When Yianni Ntokolas graduated from high school, he wasn’t sure what he wanted to do with the rest of his life. So he opted to travel and work for his father until further notice.
“But I was playing a lot of games throughout that time. I’ve played games my whole life, and a friend of mine told me about this program at LaSalle College Vancouver,” he says. “I got to talking with him about it and thought: Wow. This is something I can see myself doing.”
After reading up on the school and touring the facilities, his decision was made, and in June 2020, Ntokolas graduated from the college’s game art and design program.
LaSalle College first opened in Montreal more than 60 years ago and added its Vancouver campus in 1998. Today, LaSalle College Vancouver (LCV) is a private post-secondary choice with a creative bent to its applied arts programs, and offers students hands-on learning in an intimate setting.
Not only has the college continued to offer its unique learning approach throughout the pandemic, it’s also embarking on the opening of a new 108,000-square-foot building to provide further learning opportunities and help prepare students to get jobs.
When Ntokolas began at LCV, he was understandably nervous. “I knew nothing about game design or development,” he says. “But they cater to people like that. They taught me everything from scratch, and I’ve taken that to where I am now in the industry.”
Within four months of graduating, Ntokolas landed a position as a test associate with a quality assurance tester.
Being prepared to jump into the industry is one benefit of enrolling. “Because we offer certificates, diplomas and degrees, we have a real applied focus rather than just a degree where knowledge is gained,” says Dr. Jason Dewling, president of LCV. “We’ll take what’s natural to a student — their inclination and passion — and advance their skills to lead to a job.”
Given the hot Vancouver job market and the amount of film production, game development and other creative work that happens in the city, LCV is poised to help students move into the workforce, both now and when the new campus opens.

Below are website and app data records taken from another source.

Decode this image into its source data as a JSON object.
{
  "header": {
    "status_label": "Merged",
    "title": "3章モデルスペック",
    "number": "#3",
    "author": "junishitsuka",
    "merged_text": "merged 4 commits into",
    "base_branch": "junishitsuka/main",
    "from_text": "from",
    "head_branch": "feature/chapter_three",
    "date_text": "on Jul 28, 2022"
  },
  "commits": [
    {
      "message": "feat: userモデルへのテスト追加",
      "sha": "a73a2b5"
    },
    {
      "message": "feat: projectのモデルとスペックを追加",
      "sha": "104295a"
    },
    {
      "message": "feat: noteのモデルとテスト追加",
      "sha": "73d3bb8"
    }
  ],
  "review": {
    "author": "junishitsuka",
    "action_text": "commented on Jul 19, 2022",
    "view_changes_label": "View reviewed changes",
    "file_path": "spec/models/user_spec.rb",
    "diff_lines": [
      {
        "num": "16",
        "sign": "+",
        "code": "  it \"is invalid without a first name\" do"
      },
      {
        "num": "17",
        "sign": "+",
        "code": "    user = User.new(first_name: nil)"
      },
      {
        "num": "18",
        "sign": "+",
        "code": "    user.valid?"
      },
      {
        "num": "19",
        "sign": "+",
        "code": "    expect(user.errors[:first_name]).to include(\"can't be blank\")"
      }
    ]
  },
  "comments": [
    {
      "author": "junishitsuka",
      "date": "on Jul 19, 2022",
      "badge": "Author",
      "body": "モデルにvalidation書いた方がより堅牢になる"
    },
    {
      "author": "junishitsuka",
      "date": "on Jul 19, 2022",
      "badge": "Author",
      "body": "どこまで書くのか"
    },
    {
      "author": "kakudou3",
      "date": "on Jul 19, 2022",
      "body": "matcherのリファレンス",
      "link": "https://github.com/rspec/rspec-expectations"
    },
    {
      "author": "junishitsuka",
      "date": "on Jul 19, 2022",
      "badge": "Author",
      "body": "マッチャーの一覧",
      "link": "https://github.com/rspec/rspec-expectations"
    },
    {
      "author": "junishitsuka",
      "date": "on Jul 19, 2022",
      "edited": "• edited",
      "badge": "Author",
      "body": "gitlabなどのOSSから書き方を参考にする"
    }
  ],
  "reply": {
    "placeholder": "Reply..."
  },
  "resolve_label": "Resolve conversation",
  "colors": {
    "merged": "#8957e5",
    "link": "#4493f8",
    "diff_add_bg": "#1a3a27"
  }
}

“All of our hospitality students, for example, are offered jobs before they complete their program. We have some disciplines such as graphic design, interior design and fashion design where we have both diplomas and degrees, and it’s often hard for students to keep going for their degrees when they’re offered jobs out of their diploma,” Dewling says.
But the focus isn’t just on what comes after a diploma or degree. LCV also emphasizes the student experience.

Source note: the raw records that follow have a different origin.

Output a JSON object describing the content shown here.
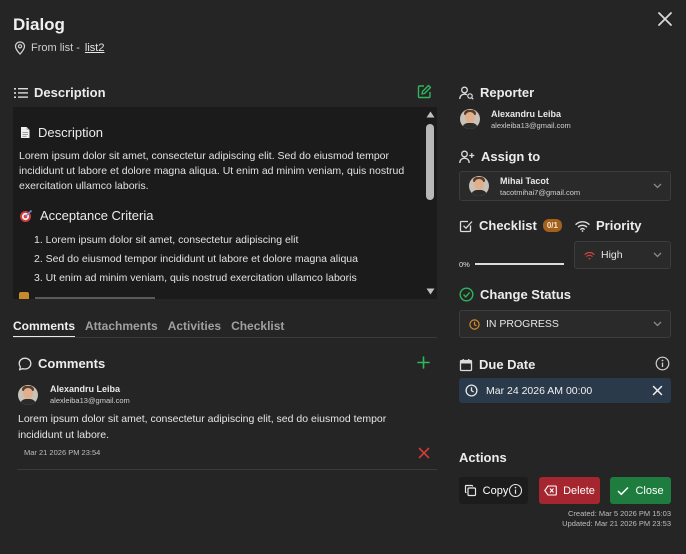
{
  "dialog": {
    "title": "Dialog",
    "from_prefix": "From list -",
    "from_link": "list2"
  },
  "description": {
    "section_title": "Description",
    "heading": "Description",
    "paragraph": "Lorem ipsum dolor sit amet, consectetur adipiscing elit. Sed do eiusmod tempor incididunt ut labore et dolore magna aliqua. Ut enim ad minim veniam, quis nostrud exercitation ullamco laboris.",
    "criteria_heading": "Acceptance Criteria",
    "criteria": [
      "1. Lorem ipsum dolor sit amet, consectetur adipiscing elit",
      "2. Sed do eiusmod tempor incididunt ut labore et dolore magna aliqua",
      "3. Ut enim ad minim veniam, quis nostrud exercitation ullamco laboris"
    ]
  },
  "tabs": [
    "Comments",
    "Attachments",
    "Activities",
    "Checklist"
  ],
  "comments": {
    "section_title": "Comments",
    "items": [
      {
        "name": "Alexandru Leiba",
        "email": "alexleiba13@gmail.com",
        "text": "Lorem ipsum dolor sit amet, consectetur adipiscing elit, sed do eiusmod tempor incididunt ut labore.",
        "date": "Mar 21 2026 PM 23:54"
      }
    ]
  },
  "reporter": {
    "section_title": "Reporter",
    "name": "Alexandru Leiba",
    "email": "alexleiba13@gmail.com"
  },
  "assign": {
    "section_title": "Assign to",
    "name": "Mihai Tacot",
    "email": "tacotmihai7@gmail.com"
  },
  "checklist": {
    "section_title": "Checklist",
    "badge": "0/1",
    "progress_label": "0%",
    "progress": 0
  },
  "priority": {
    "section_title": "Priority",
    "value": "High"
  },
  "status": {
    "section_title": "Change Status",
    "value": "IN PROGRESS"
  },
  "due_date": {
    "section_title": "Due Date",
    "value": "Mar 24 2026 AM 00:00"
  },
  "actions": {
    "section_title": "Actions",
    "copy_label": "Copy",
    "delete_label": "Delete",
    "close_label": "Close",
    "created": "Created:  Mar 5 2026 PM 15:03",
    "updated": "Updated:  Mar 21 2026 PM 23:53"
  },
  "colors": {
    "background": "#252525",
    "accent_green": "#2fb55a",
    "delete_red": "#a6262f",
    "close_green": "#1e7d3e",
    "status_orange": "#d88a2a",
    "priority_red": "#d0453d",
    "badge_orange": "#a4611d"
  }
}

Allison Thompson arrived at LCV looking for something different. After all, she already had a bachelor of science and a master of arts in art business to her name.

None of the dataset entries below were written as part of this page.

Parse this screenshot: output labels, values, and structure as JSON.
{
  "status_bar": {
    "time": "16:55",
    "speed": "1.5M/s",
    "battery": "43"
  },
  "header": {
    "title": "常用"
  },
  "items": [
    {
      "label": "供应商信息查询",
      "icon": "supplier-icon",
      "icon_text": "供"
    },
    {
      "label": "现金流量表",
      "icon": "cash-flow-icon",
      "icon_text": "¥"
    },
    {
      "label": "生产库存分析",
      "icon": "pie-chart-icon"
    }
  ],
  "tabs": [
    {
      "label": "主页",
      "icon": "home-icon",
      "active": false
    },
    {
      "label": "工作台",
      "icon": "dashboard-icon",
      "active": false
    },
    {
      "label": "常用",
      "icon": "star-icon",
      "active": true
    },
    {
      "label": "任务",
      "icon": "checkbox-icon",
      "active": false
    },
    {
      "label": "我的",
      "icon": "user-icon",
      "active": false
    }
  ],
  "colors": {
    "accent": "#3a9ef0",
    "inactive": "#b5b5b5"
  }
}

“I really liked the look of LaSalle. It had more of a creative edge to it compared to other schools. It was also a private school, so the class sizes were smaller,” she says.
Once she made her way through the three-year interior design degree program, she came to appreciate something else about LCV as well.
“You have this level of personal contact with your teachers that you don’t have at other universities. I’m still in contact with some of my teachers after graduating this year, and some are now friends,” Thompson says. “And if you didn’t come to a class, it was noticed. They make sure students come to class, are motivated and enjoy what they do.”
This stayed true even amid the pandemic. When B.C.’s measures allowed it in July 2020, LCV welcomed back between 10 and 15 per cent of students with stringent COVID-19 protocols in place to offer physical — and mental — safety, and the school continued to offer online classes as well.
“We’re fortunate to be part of a global network with a strong IT infrastructure, so moving online was mobilized quite quickly,” Dewling says.
When LCV classes resume this October after the summer, the school will offer hybrid learning while continuing to ask people to be diligent about safety when moving throughout its campus.
The school also continues to evolve, as it recently started construction on a new campus: a “high-touch and high-tech” building, according to Dewling, that’s adjacent to the current campus.
Scheduled to open in 2023, the new facility will have accessibility certification from the Rick Hansen Foundation, as well as amenities such as a suspended theatre and a gaming lounge. It will also meet Fitwel standards for a healthy building thanks to design features like a rooftop meditation garden and 85 per cent of the building receiving natural light.
The new campus will also house LaSalle College Vancouver High School, a private, independent school for students in Grades 10 through 12, and Languages Across Borders, the college’s English language school.
“For potential students, they won’t find a building purpose-built for students in the private sector like this anywhere in Canada,” Dewling says. “It’s a massive step forward for our students to learn in an environment that’s good for their mental and social well-being as well as their learning environments.”
Did you know the Princeton Review ranked LaSalle’s game design program the best in Canada in 2021?
Find out more about this program and other opportunities online or at one of the college’s virtual open houses this fall.